So, since I am up here and 20 years or more younger than anyone else, I get to be the designated driver.  I don’t mind really.  My driving skills had eroded a bit from non use so a few miles here and there is not a bad idea even though the roads are in poor condition and traffic sucks.

One good thing, while my driving skills are not what they were, my road rage skills remain fully intact.  I can cuss out the other idiots just as well now as when I was a vehicle owner.  If they would all just drive like me and get the fuck out of my way, it would all be ok.  Just to get even, I drive around with my turn signals on all the time, at real slow speeds, and stop for no apparent reason at inopportune times, just like they all do when they come down to Florida.

See how you like it, assholes!

Anyways, I’ve been driving a lot since I came up here.  As I said, it’s ok except for one thing, the vehicle I have been driving.  Everyone here owns the same model, something called a Subaru Outback.

subaru

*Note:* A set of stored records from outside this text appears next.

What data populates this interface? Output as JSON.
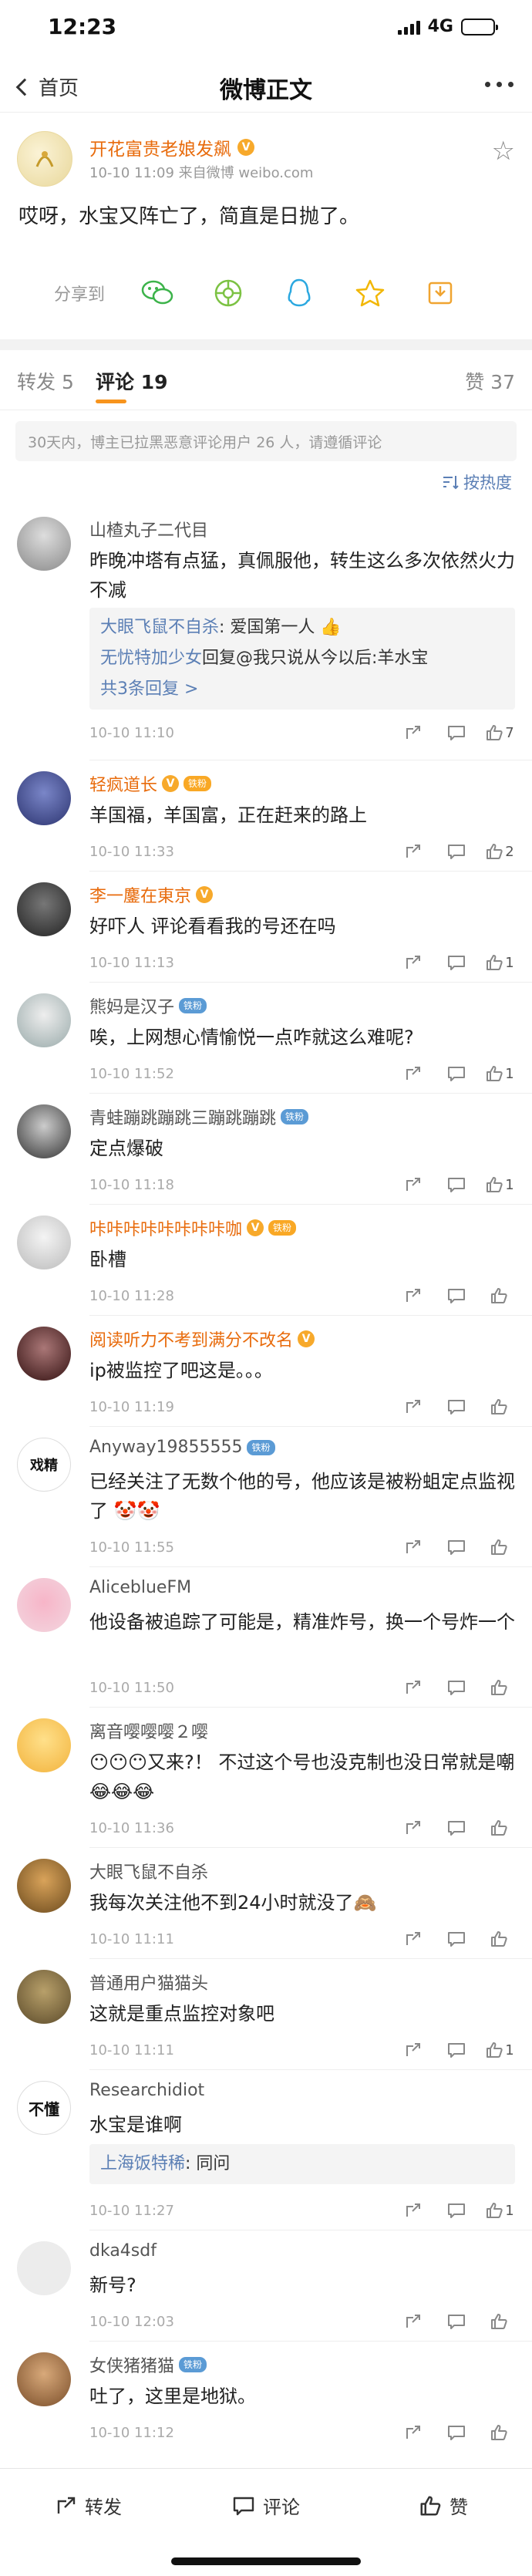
{
  "status_bar": {
    "time": "12:23",
    "network": "4G"
  },
  "nav": {
    "back_label": "首页",
    "title": "微博正文"
  },
  "post": {
    "author": "开花富贵老娘发飙",
    "meta": "10-10 11:09  来自微博 weibo.com",
    "text": "哎呀，水宝又阵亡了，简直是日抛了。",
    "share_label": "分享到",
    "share_targets": [
      "wechat-icon",
      "moments-icon",
      "qq-icon",
      "qzone-icon",
      "save-image-icon"
    ]
  },
  "tabs": {
    "repost": "转发 5",
    "comment": "评论 19",
    "like": "赞 37"
  },
  "notice": "30天内，博主已拉黑恶意评论用户 26 人，请遵循评论",
  "sort_label": "按热度",
  "comments": [
    {
      "name": "山楂丸子二代目",
      "text": "昨晚冲塔有点猛，真佩服他，转生这么多次依然火力不减",
      "time": "10-10 11:10",
      "likes": "7",
      "replies": [
        {
          "name": "大眼飞鼠不自杀",
          "text": ": 爱国第一人 👍"
        },
        {
          "name": "无忧特加少女",
          "text": "回复@我只说从今以后:羊水宝"
        }
      ],
      "more_replies": "共3条回复 >"
    },
    {
      "name": "轻疯道长",
      "text": "羊国福，羊国富，正在赶来的路上",
      "time": "10-10 11:33",
      "likes": "2"
    },
    {
      "name": "李一鏖在東京",
      "text": "好吓人 评论看看我的号还在吗",
      "time": "10-10 11:13",
      "likes": "1"
    },
    {
      "name": "熊妈是汉子",
      "text": "唉，上网想心情愉悦一点咋就这么难呢?",
      "time": "10-10 11:52",
      "likes": "1"
    },
    {
      "name": "青蛙蹦跳蹦跳三蹦跳蹦跳",
      "text": "定点爆破",
      "time": "10-10 11:18",
      "likes": "1"
    },
    {
      "name": "咔咔咔咔咔咔咔咔咖",
      "text": "卧槽",
      "time": "10-10 11:28",
      "likes": ""
    },
    {
      "name": "阅读听力不考到满分不改名",
      "text": "ip被监控了吧这是。。。",
      "time": "10-10 11:19",
      "likes": ""
    },
    {
      "name": "Anyway19855555",
      "text": "已经关注了无数个他的号，他应该是被粉蛆定点监视了 🤡🤡",
      "time": "10-10 11:55",
      "likes": ""
    },
    {
      "name": "AliceblueFM",
      "text": "他设备被追踪了可能是，精准炸号，换一个号炸一个",
      "time": "10-10 11:50",
      "likes": ""
    },
    {
      "name": "离音嘤嘤嘤２嘤",
      "text": "😶😶😶又来?！ 不过这个号也没克制也没日常就是嘲 😂😂😂",
      "time": "10-10 11:36",
      "likes": ""
    },
    {
      "name": "大眼飞鼠不自杀",
      "text": "我每次关注他不到24小时就没了🙈",
      "time": "10-10 11:11",
      "likes": ""
    },
    {
      "name": "普通用户猫猫头",
      "text": "这就是重点监控对象吧",
      "time": "10-10 11:11",
      "likes": "1"
    },
    {
      "name": "Researchidiot",
      "text": "水宝是谁啊",
      "time": "10-10 11:27",
      "likes": "1",
      "replies": [
        {
          "name": "上海饭特稀",
          "text": ": 同问"
        }
      ]
    },
    {
      "name": "dka4sdf",
      "text": "新号?",
      "time": "10-10 12:03",
      "likes": ""
    },
    {
      "name": "女侠猪猪猫",
      "text": "吐了，这里是地狱。",
      "time": "10-10 11:12",
      "likes": ""
    }
  ],
  "bottom_bar": {
    "repost": "转发",
    "comment": "评论",
    "like": "赞"
  },
  "colors": {
    "accent": "#f7941d",
    "vip_name": "#e86b0c",
    "link": "#5b7fb5"
  }
}
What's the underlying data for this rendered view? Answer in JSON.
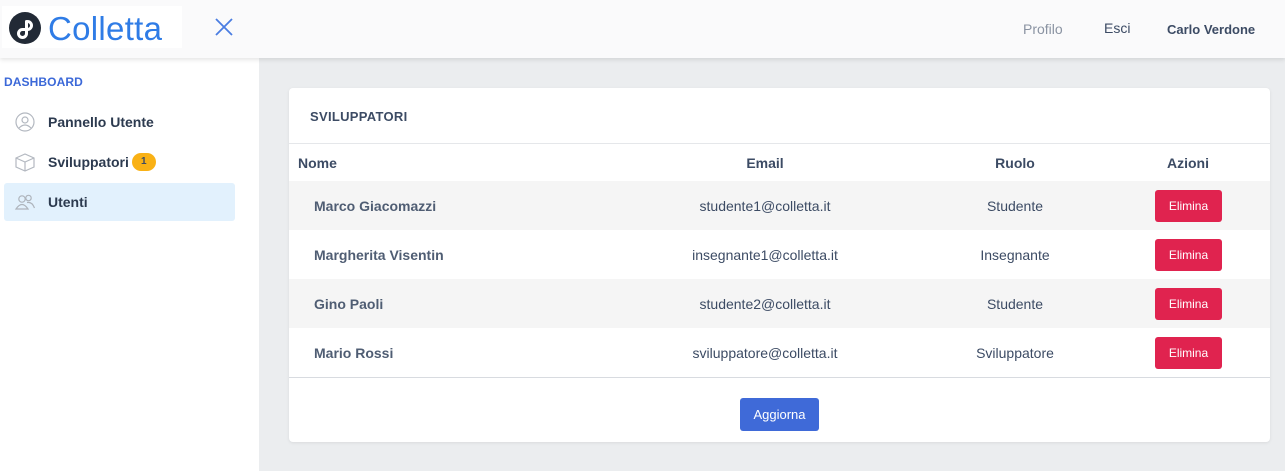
{
  "header": {
    "brand": "Colletta",
    "nav": {
      "profile": "Profilo",
      "logout": "Esci",
      "user": "Carlo Verdone"
    }
  },
  "sidebar": {
    "title": "DASHBOARD",
    "items": [
      {
        "label": "Pannello Utente",
        "icon": "user-icon"
      },
      {
        "label": "Sviluppatori",
        "icon": "box-icon",
        "badge": "1"
      },
      {
        "label": "Utenti",
        "icon": "users-icon",
        "active": true
      }
    ]
  },
  "card": {
    "title": "SVILUPPATORI",
    "columns": {
      "name": "Nome",
      "email": "Email",
      "role": "Ruolo",
      "actions": "Azioni"
    },
    "rows": [
      {
        "name": "Marco Giacomazzi",
        "email": "studente1@colletta.it",
        "role": "Studente",
        "action": "Elimina"
      },
      {
        "name": "Margherita Visentin",
        "email": "insegnante1@colletta.it",
        "role": "Insegnante",
        "action": "Elimina"
      },
      {
        "name": "Gino Paoli",
        "email": "studente2@colletta.it",
        "role": "Studente",
        "action": "Elimina"
      },
      {
        "name": "Mario Rossi",
        "email": "sviluppatore@colletta.it",
        "role": "Sviluppatore",
        "action": "Elimina"
      }
    ],
    "refresh_label": "Aggiorna"
  },
  "colors": {
    "brand": "#2f7ce6",
    "danger": "#e0234f",
    "primary": "#3f6ad8",
    "badge": "#f9b115",
    "active_item": "#e2f1fd"
  }
}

It’s a modern, fully equipped, economical, vehicle with tons of options, lots of room, and I hate it with a passion.  The particular model I get to drive around and dodge whitetail deer with has every known available option offered by the manufacturer.  Fancy seats which can be heated, a little tv in the rear view mirror which comes on when you back up, because turning around is so hard, and tons of other features.  The dashboard looks like a jet liner.  It’s full of buttons, levers, knobs, displays, lights, and things you can push, pull, touch, feel, adjust, and reset.  It took me nearly an hour just to figger out how to use the windshield wipers.  And of course, it has a fully operational climate control system.  You can make it hot, cold, and monitor the weather outside.  I just roll the windows down.  Which is a typo because the windows don’t roll down.

Everything in this monstrosity is electrically operated.  To open or close a window, press a button.  Same with door locks, seat adjustments, mirror adjustments, and more.  If the battery ever goes out, one could be trapped inside and suffocate.  Even the gas cap has an electric door which only opens from a hidden button on the floor inside.  No thanks. Give me an good old Willy’s jeep anytime.

jeep dash

Simple and elegant.

This vehicle is a complicated nightmare and it’s 5 years old.  From what I understand, the new ones have the ability to tie into one’s iPhone for more complicated shit.

And while the damn thing gets pretty decent mileage out of a gallon of gas, around 30 mpg, it’s another story when it comes to maintenance.  One relative recently had to replace a burnt out headlamp in their Outback.  Not something which could be done at home.  No sir, one must take it to a dealer or repair shop with the knowledge.  To remove said headlight, the front tire must be removed and a panel partially dismantled.  Then it takes someone with very skinny arms to reach up inside to change the bulb.  Somewhere in Japan, there are engineers laughing at us fat fingered, round eyes.

Other maintenance items are even worse involving some serious outlays of cash.  No wonder kids nowadays don’t want to bother learning to drive.  Too much crap crammed into a vehicle for my tastes.

If something happened to a family member now, I could very well end up the proud owner of one of these monstrosities.  I would take it directly to the jeep dealer and trade it in or sell it outright as soon as I could.  I would never buy one of these things.

But for now, I am stuck here and people need hauled around.  So I grin and bear it.  I just continue to drive slow, with the turn signals on, stopping at inopportune times, enjoying the sounds of honking horns and cussing drivers.  Serves them right.

Capt. Fritter

Give me a good ol’ jeep anytime.  More better than anything made today.

 

  One Response to “Driving Outback…”

  1. my sgt mike nephew owns a jeep.
    I love it.
    no bells or whistles please. just a simple vehicle.
    totally agree.
    except… here if you stop suddenly “for no apparent reason” you’d be rammed from behind.
    everybody follows too closely here. everybody.
    and most of them are texting. so you drive just waiting to be rear ended.
    still. here in the southwest where everything is SO STRUNG OUT…
    I will no doubt eventually be one of those little old 80 or 90 year olds still driving to the grocery store!